said rubber body being resiliently and elastically compressible at temperatures below the freezing temperature of Water, said pad having an outer perimeter defining a pad lower surface adapted to overlie an outdoor stairway step,

said skin and upper and lower surfaces having a plurality of parallel corrugations of substantial depth whereby said corrugated upper surface provides a wear resistant and ice shattering means and said corrugated lower surface permits flow of water under said pad when said pad is positioned on a level surface and whereby precipitation may flow under said pad and freeze in said corrugations to anchor said pad to an outdoor surface.

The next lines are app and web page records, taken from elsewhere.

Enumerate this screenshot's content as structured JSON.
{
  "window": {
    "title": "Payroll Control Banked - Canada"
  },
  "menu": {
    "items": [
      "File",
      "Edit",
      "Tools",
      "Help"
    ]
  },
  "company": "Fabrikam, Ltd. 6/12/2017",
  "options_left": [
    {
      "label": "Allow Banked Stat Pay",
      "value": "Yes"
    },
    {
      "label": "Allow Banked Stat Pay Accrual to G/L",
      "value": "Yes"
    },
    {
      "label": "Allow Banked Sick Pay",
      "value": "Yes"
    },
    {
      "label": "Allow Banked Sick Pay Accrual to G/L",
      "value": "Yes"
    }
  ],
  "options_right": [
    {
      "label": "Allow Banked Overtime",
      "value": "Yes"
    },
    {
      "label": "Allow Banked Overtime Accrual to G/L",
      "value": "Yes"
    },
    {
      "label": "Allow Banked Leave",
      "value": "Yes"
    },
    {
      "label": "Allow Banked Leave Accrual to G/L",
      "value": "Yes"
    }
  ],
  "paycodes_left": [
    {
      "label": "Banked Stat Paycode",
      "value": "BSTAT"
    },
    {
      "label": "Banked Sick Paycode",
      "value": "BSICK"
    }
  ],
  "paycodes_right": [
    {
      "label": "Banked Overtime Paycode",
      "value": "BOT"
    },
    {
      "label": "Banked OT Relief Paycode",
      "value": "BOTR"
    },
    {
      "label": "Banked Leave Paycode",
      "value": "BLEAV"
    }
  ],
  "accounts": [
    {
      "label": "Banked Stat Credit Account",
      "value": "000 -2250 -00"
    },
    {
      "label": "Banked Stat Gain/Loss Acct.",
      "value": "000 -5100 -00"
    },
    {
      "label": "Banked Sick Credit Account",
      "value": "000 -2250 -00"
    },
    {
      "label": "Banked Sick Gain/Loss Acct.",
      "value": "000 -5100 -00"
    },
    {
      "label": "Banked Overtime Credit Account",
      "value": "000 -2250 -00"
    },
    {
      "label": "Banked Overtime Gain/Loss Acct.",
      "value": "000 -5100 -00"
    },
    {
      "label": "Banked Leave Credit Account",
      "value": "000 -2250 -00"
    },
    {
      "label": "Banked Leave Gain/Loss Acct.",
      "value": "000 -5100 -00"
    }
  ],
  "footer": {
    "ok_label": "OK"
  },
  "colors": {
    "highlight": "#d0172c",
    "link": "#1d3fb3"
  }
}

2. A de-icing pad in accordance with claim 1 wherein References Cited by the Examiner UNITED STATES PATENTS Scotford l61-117 Moran.

Tinkham 62-72 Spicer 244134 Corson 161123 Greene 244-134 Claydon.

Daly et a1 161116 FOREIGN PATENTS France.

OTHER REFERENCES German printed application (Key) U1606X/34f, No-

vember 1955.

EARL M. BERGERT, Primary Examiner.

Patent Citations
Cited PatentFiling datePublication dateApplicantTitle
US578527 *Dec 21, 1896Mar 9, 1897The Superior rubber Type Companyscotfoed
US1877527 *Jun 27, 1931Sep 13, 1932Velvetex CorpProcess for the manufacture of gassed or sponge rubber
US1894897 *Jun 29, 1931Jan 17, 1933Gen Utilities Mfg CoIce tray
US2342979 *Feb 25, 1942Feb 29, 1944Goodrich Co B FApparatus for preventing accretion of ice
US2512310 *Jan 28, 1949Jun 20, 1950Corson William GRubber floor mat
US2536739 *Dec 18, 1947Jan 2, 1951Goodrich Co B FApparatus for preventing the accumulation of ice upon surfaces
US2735426 *Dec 24, 1953Feb 21, 1956 claydon
US2940887 *Apr 11, 1955Jun 14, 1960Us Rubber CoRubber-base floor material and method of making same
FR634414A * Title not available
Referenced by
Citing PatentFiling datePublication dateApplicantTitle
US4060947 *Jun 1, 1976Dec 6, 1977Hiromitsu NakaFlexible non-skid strip with reinforcing web member
US5232589 *Sep 16, 1991Aug 3, 1993Kopf Henry BFilter element and support
US5350619 *Nov 10, 1992Sep 27, 1994A/S Roulunds FabrikerMat for the collection of liquid
US5857646 *Apr 19, 1996Jan 12, 1999Taricco; ToddMethod for de-icing an aircraft located on a top surface of a runway
Classifications
U.S. Classification428/159, 428/71, 15/215, 428/314.4, 428/167
International ClassificationA47G27/02, A47G27/00
Cooperative ClassificationA47G27/0287
European ClassificationA47G27/02S